Last year I discovered Wordles, which you can create for books, chapters, papers, poems, blog posts, just about anything. Here are a couple of the Wordles I’ve made for some of my books:
Almost As an Afterthought: The First Six Months of 1941, the currently novelette-sized fourth and final installment in my chronologically earliest Atlantic City series.
Little Ragdoll, my contemporary historical Bildungsroman set from 1959-74. I really like this font and the colouring, since it seems very fitting with the themes of the story, the characters, and the poor/working-class Manhattan setting.
The current third-ish draft of the first of my Max’s House books. It needs a fair bit of revision and rewriting, so it’s entirely possible a later Wordle might be a little different.
The Very First, the chronological first of my Atlantic City books. The font looks very much like my belovèd Palatino. I’m still proud of myself for having turned a 38,000-word mess into a 60,000-word actual story. I had to junk the original Part I, working in some pertinent aspects, and basically write mostly new scenes and chapters to pad out what could be saved or reworked from the original Part II.
The fourth and final Wordle I created for And Jakob Flew the Fiend Away, my WWII Bildungsroman.
And the Lark Arose from Sullen Earth, my second volume about Jakob, covering his first year in America and first official year of marriage.

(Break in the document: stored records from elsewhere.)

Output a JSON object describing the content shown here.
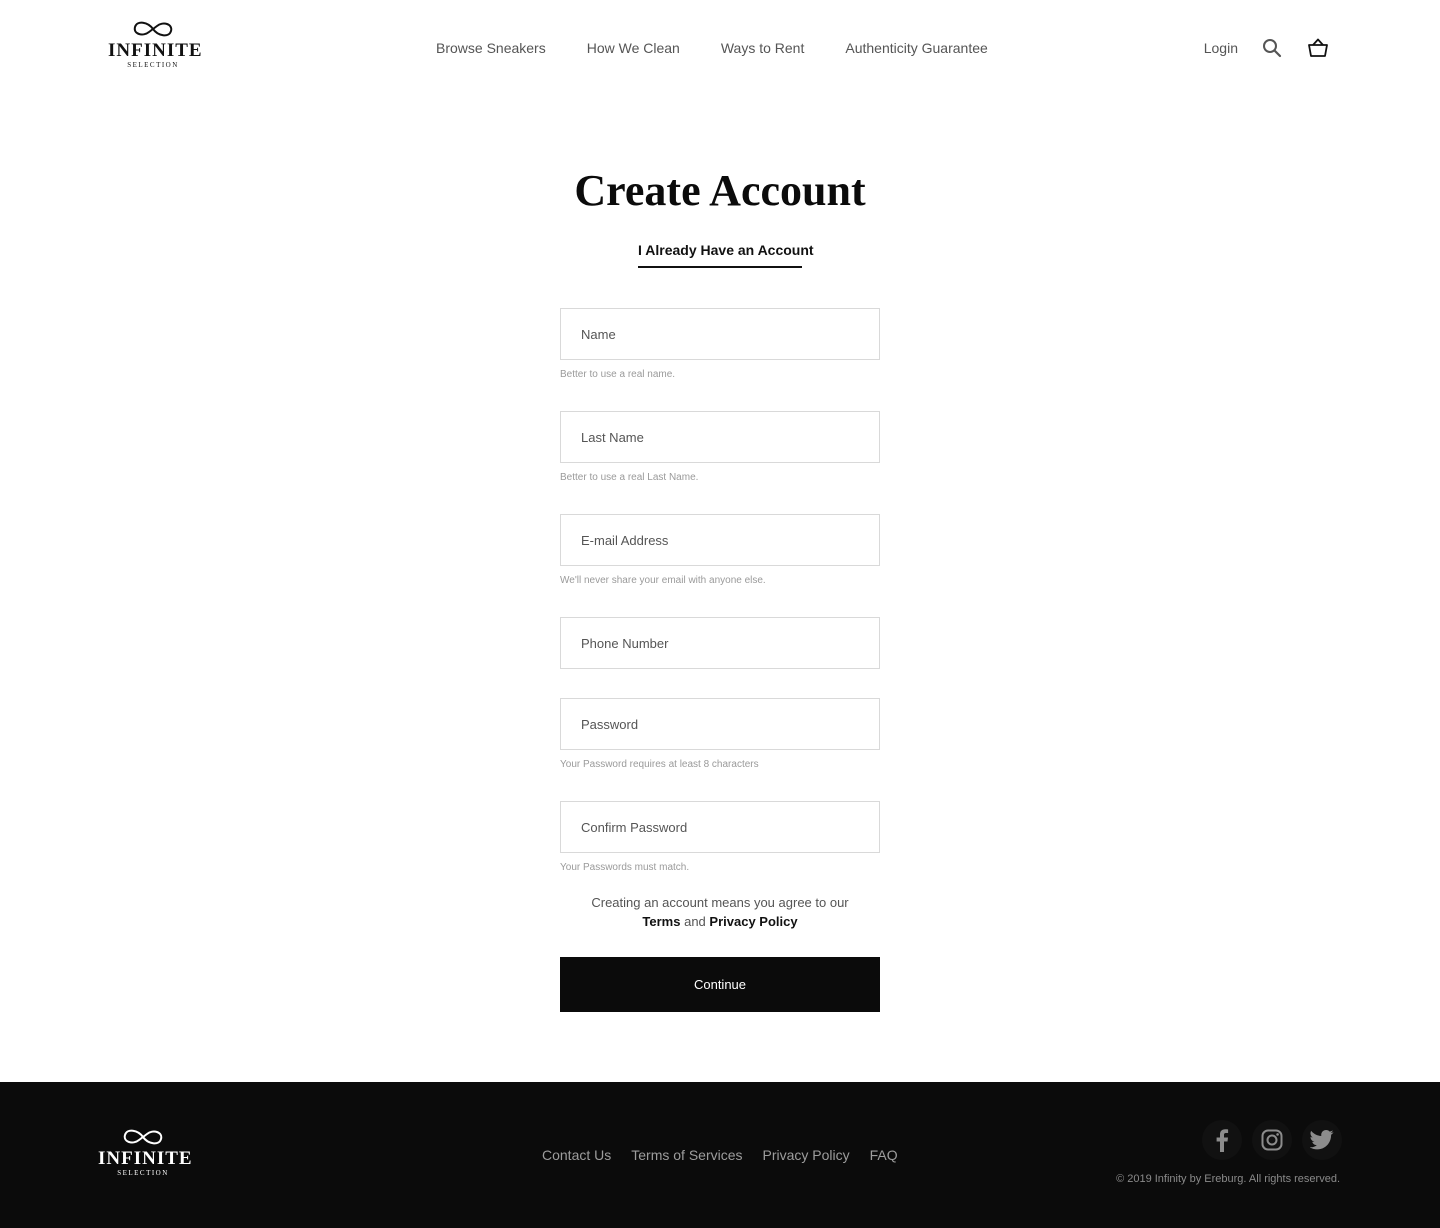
{
  "brand": {
    "name": "INFINITE",
    "tagline": "SELECTION"
  },
  "nav": {
    "items": [
      {
        "label": "Browse Sneakers"
      },
      {
        "label": "How We Clean"
      },
      {
        "label": "Ways to Rent"
      },
      {
        "label": "Authenticity Guarantee"
      }
    ],
    "login_label": "Login",
    "icons": [
      "search-icon",
      "basket-icon"
    ]
  },
  "page": {
    "title": "Create Account",
    "switch_link": "I Already Have an Account"
  },
  "form": {
    "fields": [
      {
        "placeholder": "Name",
        "hint": "Better to use a real name."
      },
      {
        "placeholder": "Last Name",
        "hint": "Better to use a real Last Name."
      },
      {
        "placeholder": "E-mail Address",
        "hint": "We'll never share your email with anyone else."
      },
      {
        "placeholder": "Phone Number",
        "hint": ""
      },
      {
        "placeholder": "Password",
        "hint": "Your Password requires at least 8 characters"
      },
      {
        "placeholder": "Confirm Password",
        "hint": "Your Passwords must match."
      }
    ],
    "agree_text": "Creating an account means you agree to our",
    "terms_label": "Terms",
    "and_label": "and",
    "privacy_label": "Privacy Policy",
    "submit_label": "Continue"
  },
  "footer": {
    "links": [
      {
        "label": "Contact Us"
      },
      {
        "label": "Terms of Services"
      },
      {
        "label": "Privacy Policy"
      },
      {
        "label": "FAQ"
      }
    ],
    "social": [
      "facebook-icon",
      "instagram-icon",
      "twitter-icon"
    ],
    "copyright": "© 2019 Infinity by Ereburg. All rights reserved."
  },
  "colors": {
    "text": "#111111",
    "muted": "#555555",
    "hint": "#9a9a9a",
    "footer_bg": "#0b0b0b",
    "button_bg": "#0b0b0b"
  }
}
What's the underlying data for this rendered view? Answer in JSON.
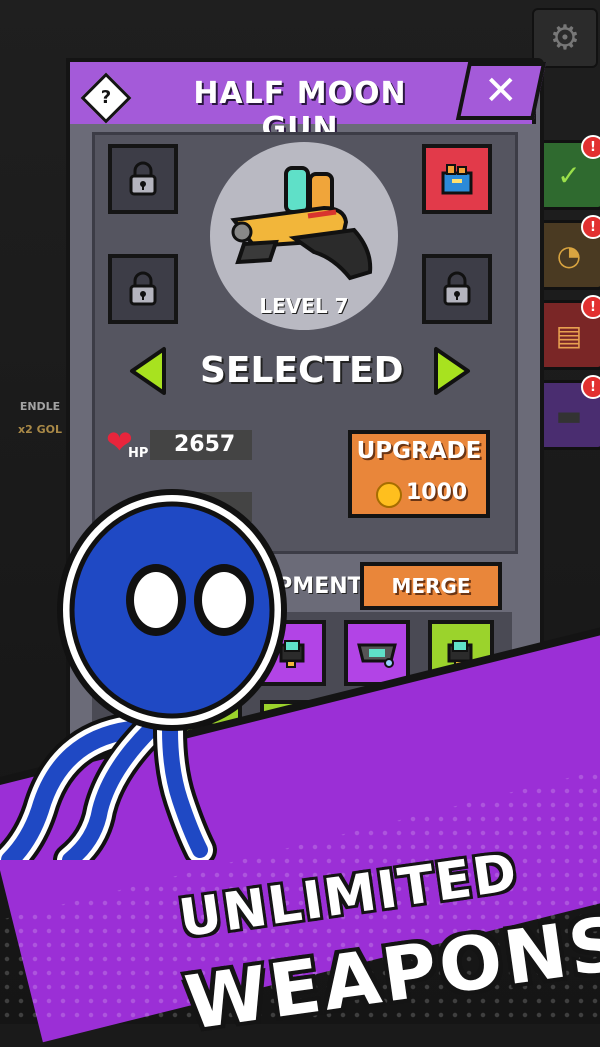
{
  "screen": {
    "title": "HALF MOON GUN",
    "help_symbol": "?",
    "close_symbol": "✕",
    "settings_icon": "gear-icon"
  },
  "weapon": {
    "level_label": "LEVEL 7",
    "status": "SELECTED",
    "hp_label": "HP",
    "hp_value": "2657"
  },
  "upgrade": {
    "label": "UPGRADE",
    "cost": "1000"
  },
  "equipment": {
    "label": "IPMENT",
    "merge_label": "MERGE"
  },
  "side": {
    "endless_line1": "ENDLE",
    "endless_line2": "x2 GOL",
    "badge": "!"
  },
  "banner": {
    "line1": "UNLIMITED",
    "line2": "WEAPONS!"
  },
  "colors": {
    "header": "#a45ad9",
    "upgrade": "#e9863a",
    "arrow": "#a8e21f",
    "banner": "#9b2fd6",
    "stickman": "#1f49c4"
  }
}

You Cannot Kill a Swan: The Love Story of Lyuba and Ivan, my first Russian historical novel. I still haven’t found a replacement name for Basil, one of the secondary antagonists. I can’t use Vasiliy, since that name is already taken by Ivan’s much-younger cousin, a really sympathetic character and soon to enter the Army in the third book. Since I’m an incurable name nerd, I know I’ll eventually think of something.

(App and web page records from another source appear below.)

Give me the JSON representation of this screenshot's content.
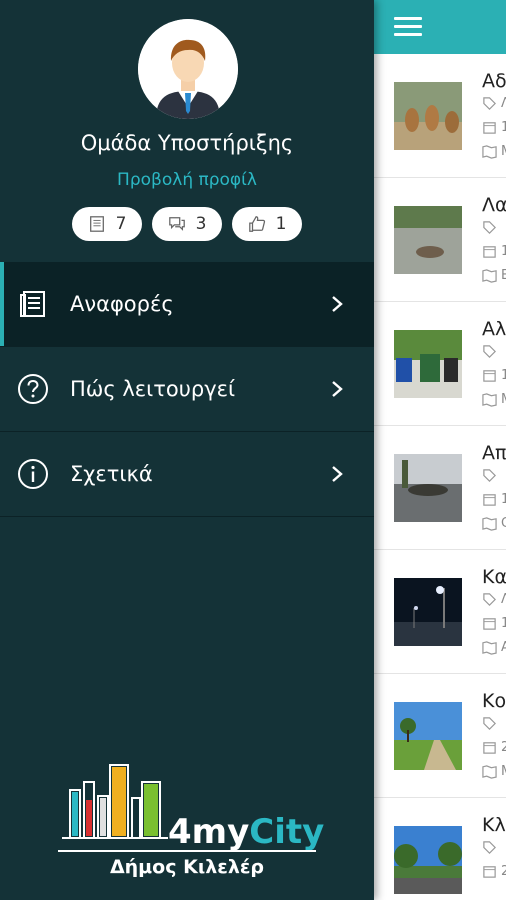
{
  "drawer": {
    "user_name": "Ομάδα Υποστήριξης",
    "view_profile": "Προβολή προφίλ",
    "stats": [
      {
        "icon": "reports-icon",
        "value": "7"
      },
      {
        "icon": "comments-icon",
        "value": "3"
      },
      {
        "icon": "like-icon",
        "value": "1"
      }
    ],
    "menu": [
      {
        "label": "Αναφορές",
        "icon": "reports-icon",
        "active": true
      },
      {
        "label": "Πώς λειτουργεί",
        "icon": "help-icon",
        "active": false
      },
      {
        "label": "Σχετικά",
        "icon": "info-icon",
        "active": false
      }
    ],
    "logo": {
      "brand_prefix": "4my",
      "brand_suffix": "City",
      "municipality": "Δήμος Κιλελέρ"
    }
  },
  "content": {
    "items": [
      {
        "title": "Αδ",
        "meta": [
          "Λ",
          "1",
          "Μ"
        ],
        "thumb": "dogs"
      },
      {
        "title": "Λα",
        "meta": [
          "",
          "1",
          "Ε"
        ],
        "thumb": "pothole"
      },
      {
        "title": "Αλ",
        "meta": [
          "",
          "1",
          "Μ"
        ],
        "thumb": "bins"
      },
      {
        "title": "Απ",
        "meta": [
          "",
          "1",
          "Ο"
        ],
        "thumb": "debris"
      },
      {
        "title": "Κα",
        "meta": [
          "Λ",
          "1",
          "Α"
        ],
        "thumb": "streetlight"
      },
      {
        "title": "Κο",
        "meta": [
          "",
          "2",
          "Μ"
        ],
        "thumb": "road"
      },
      {
        "title": "Κλ",
        "meta": [
          "",
          "2",
          ""
        ],
        "thumb": "park"
      }
    ]
  },
  "colors": {
    "drawer_bg": "#143237",
    "accent": "#2bb0b4",
    "active_item": "#0b2226"
  }
}
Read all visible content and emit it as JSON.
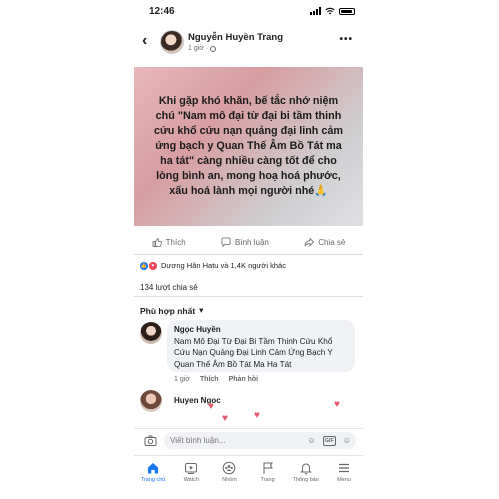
{
  "status_bar": {
    "time": "12:46"
  },
  "post": {
    "author": "Nguyễn Huyền Trang",
    "time": "1 giờ",
    "quote": "Khi gặp khó khăn, bế tắc nhớ niệm chú \"Nam mô đại từ đại bi tầm thinh cứu khổ cứu nạn quảng đại linh cảm ứng bạch y Quan Thế Âm Bồ Tát ma ha tát\" càng nhiều càng tốt để cho lòng bình an, mong hoạ hoá phước, xấu hoá lành mọi người nhé🙏",
    "colors": {
      "card_start": "#e7b7b9",
      "card_end": "#dfe0e2"
    }
  },
  "actions": {
    "like": "Thích",
    "comment": "Bình luận",
    "share": "Chia sẻ"
  },
  "reactions": {
    "text": "Dương Hân Hatu và 1,4K người khác"
  },
  "shares": {
    "text": "134 lượt chia sẻ"
  },
  "comments": {
    "filter_label": "Phù hợp nhất",
    "items": [
      {
        "name": "Ngọc Huyền",
        "text": "Nam Mô Đại Từ Đại Bi Tầm Thinh Cứu Khổ Cứu Nạn Quảng Đại Linh Cảm Ứng Bạch Y Quan Thế Âm Bồ Tát Ma Ha Tát",
        "time": "1 giờ",
        "like": "Thích",
        "reply": "Phản hồi"
      },
      {
        "name": "Huyen Ngoc"
      }
    ]
  },
  "composer": {
    "placeholder": "Viết bình luận..."
  },
  "tabbar": {
    "items": [
      {
        "label": "Trang chủ",
        "icon": "home-icon",
        "active": true
      },
      {
        "label": "Watch",
        "icon": "watch-icon"
      },
      {
        "label": "Nhóm",
        "icon": "groups-icon"
      },
      {
        "label": "Trang",
        "icon": "flag-icon"
      },
      {
        "label": "Thông báo",
        "icon": "bell-icon"
      },
      {
        "label": "Menu",
        "icon": "menu-icon"
      }
    ]
  },
  "accent_color": "#1877f2"
}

The Twelfth Time: Lyuba and Ivan on the Rocks, my second Russian/North American historical novel.